BTW, I don't think the Obama Administration necessarily had to make this adjustment and neither do a majority of American Catholics polled the other day. I do think we need a single payer health care system like Canada's and I would support re-visiting the practice of pouring public $$ into religious institutions that discriminate and then cry foul.
Joshua DeCuir | 2/10/2012 - 7:32pm
"In short, Megan McArdle has no experience in the insurance industry, unlike Kathleen Sebelius, who from 1995 to 2003 served as Kansas Insurance Commissioner.  I think someone who was an insurance commissioner probably has a better understanding of how insurance companies work out their costs than a magazine editor does."

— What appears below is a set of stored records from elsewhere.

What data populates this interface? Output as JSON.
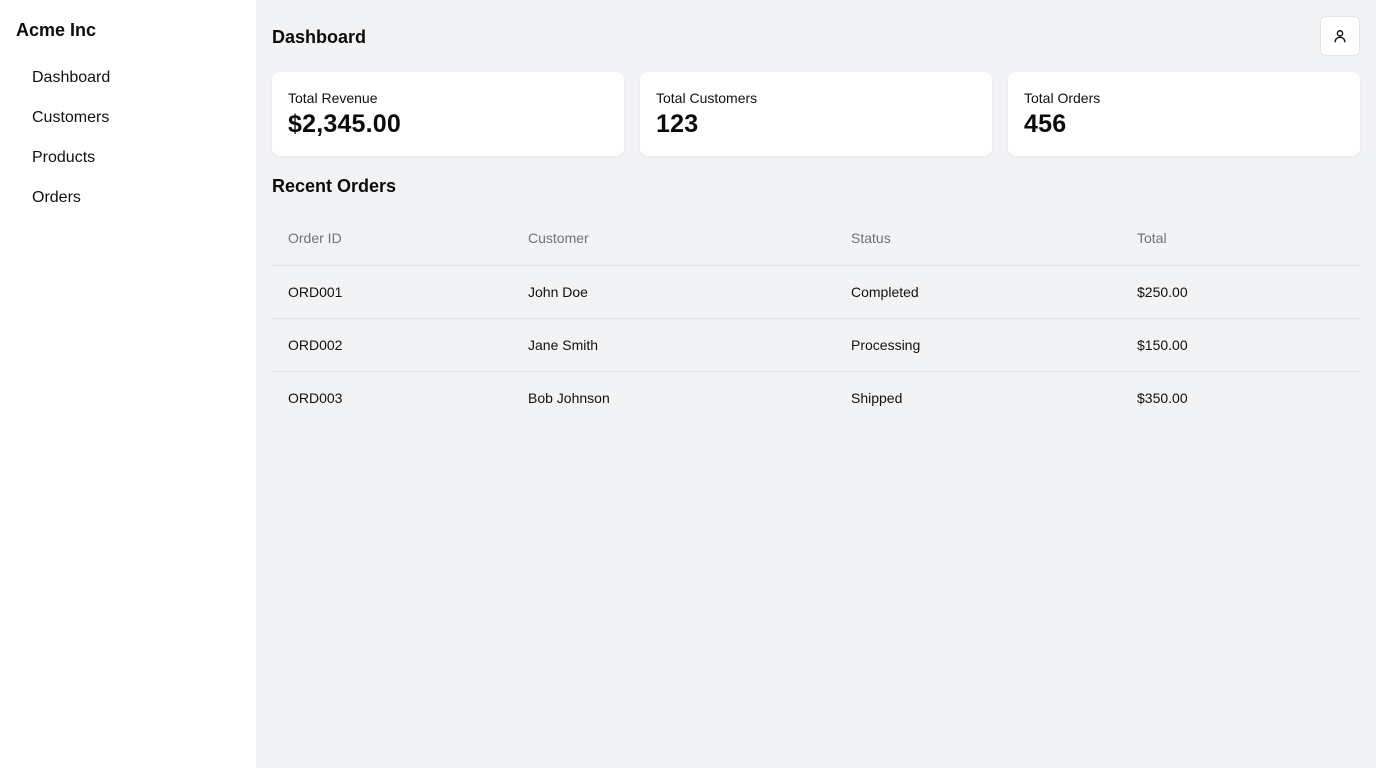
{
  "sidebar": {
    "brand": "Acme Inc",
    "items": [
      {
        "label": "Dashboard"
      },
      {
        "label": "Customers"
      },
      {
        "label": "Products"
      },
      {
        "label": "Orders"
      }
    ]
  },
  "header": {
    "title": "Dashboard",
    "user_icon": "user-icon"
  },
  "stats": [
    {
      "label": "Total Revenue",
      "value": "$2,345.00"
    },
    {
      "label": "Total Customers",
      "value": "123"
    },
    {
      "label": "Total Orders",
      "value": "456"
    }
  ],
  "recent_orders": {
    "title": "Recent Orders",
    "columns": [
      "Order ID",
      "Customer",
      "Status",
      "Total"
    ],
    "rows": [
      {
        "id": "ORD001",
        "customer": "John Doe",
        "status": "Completed",
        "total": "$250.00"
      },
      {
        "id": "ORD002",
        "customer": "Jane Smith",
        "status": "Processing",
        "total": "$150.00"
      },
      {
        "id": "ORD003",
        "customer": "Bob Johnson",
        "status": "Shipped",
        "total": "$350.00"
      }
    ]
  },
  "colors": {
    "background": "#f2f3f5",
    "surface": "#ffffff",
    "muted_text": "#6b7280",
    "text": "#111111"
  }
}
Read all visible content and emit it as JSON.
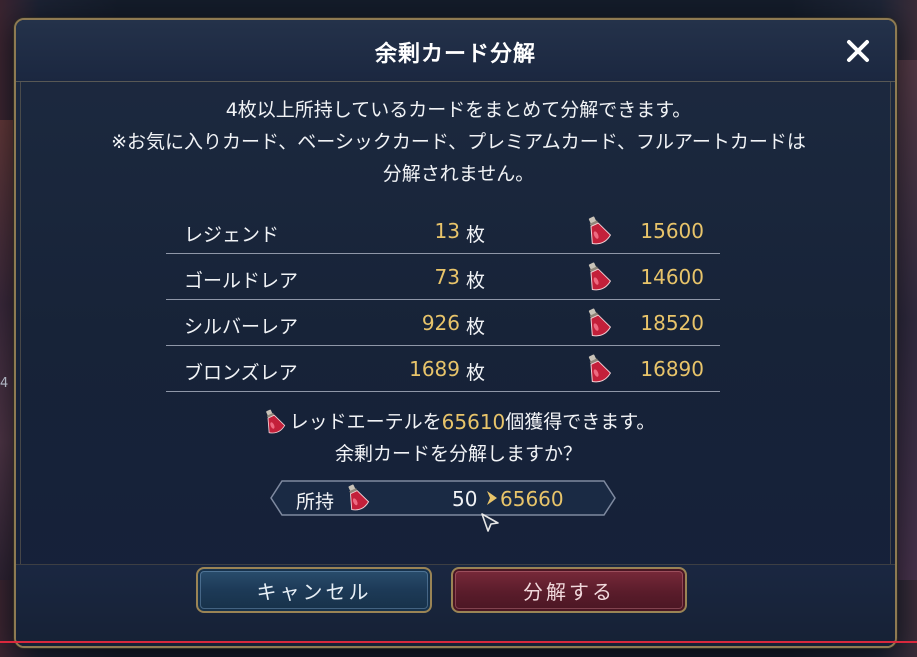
{
  "background": {
    "side_number": "4"
  },
  "dialog": {
    "title": "余剰カード分解",
    "close_label": "×",
    "description": {
      "line1": "4枚以上所持しているカードをまとめて分解できます。",
      "line2": "※お気に入りカード、ベーシックカード、プレミアムカード、フルアートカードは",
      "line3": "分解されません。"
    },
    "rows": [
      {
        "name": "レジェンド",
        "count": "13",
        "unit": "枚",
        "ether": "15600"
      },
      {
        "name": "ゴールドレア",
        "count": "73",
        "unit": "枚",
        "ether": "14600"
      },
      {
        "name": "シルバーレア",
        "count": "926",
        "unit": "枚",
        "ether": "18520"
      },
      {
        "name": "ブロンズレア",
        "count": "1689",
        "unit": "枚",
        "ether": "16890"
      }
    ],
    "result": {
      "prefix": "レッドエーテルを",
      "amount": "65610",
      "suffix": "個獲得できます。",
      "question": "余剰カードを分解しますか？"
    },
    "ownership": {
      "label": "所持",
      "from": "50",
      "to": "65660"
    },
    "buttons": {
      "cancel": "キャンセル",
      "confirm": "分解する"
    }
  },
  "colors": {
    "gold_value": "#e8c46a",
    "frame_gold": "#9a8455",
    "confirm_red": "#5a1c2b",
    "cancel_blue": "#1d3a57",
    "bottom_line": "#d9283d"
  },
  "icons": {
    "ether": "red-ether-potion-icon",
    "close": "close-icon",
    "arrow": "chevron-right-icon",
    "cursor": "mouse-cursor-icon"
  }
}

She has forgotten more about health reform than most ever know; you might disagree with her, but to say she doesn't know what she's talking about is naive. 
Joshua DeCuir | 2/10/2012 - 4:42pm
At least one non-Catholic observer (Megan McArdle at the Atlantic) says the compromise still requires the Church-institutions to pay for the services:

''Update:  Commenters point out that I've misread it-the insurers have to provide it ''at no cost''.  Which of course means the Church will still be paying for it.  So the question is, how do the Catholics take it?''

http://www.theatlantic.com/politics/archive/2012/02/administration-backtracks-on-birth-control-but-at-what-cost/252932/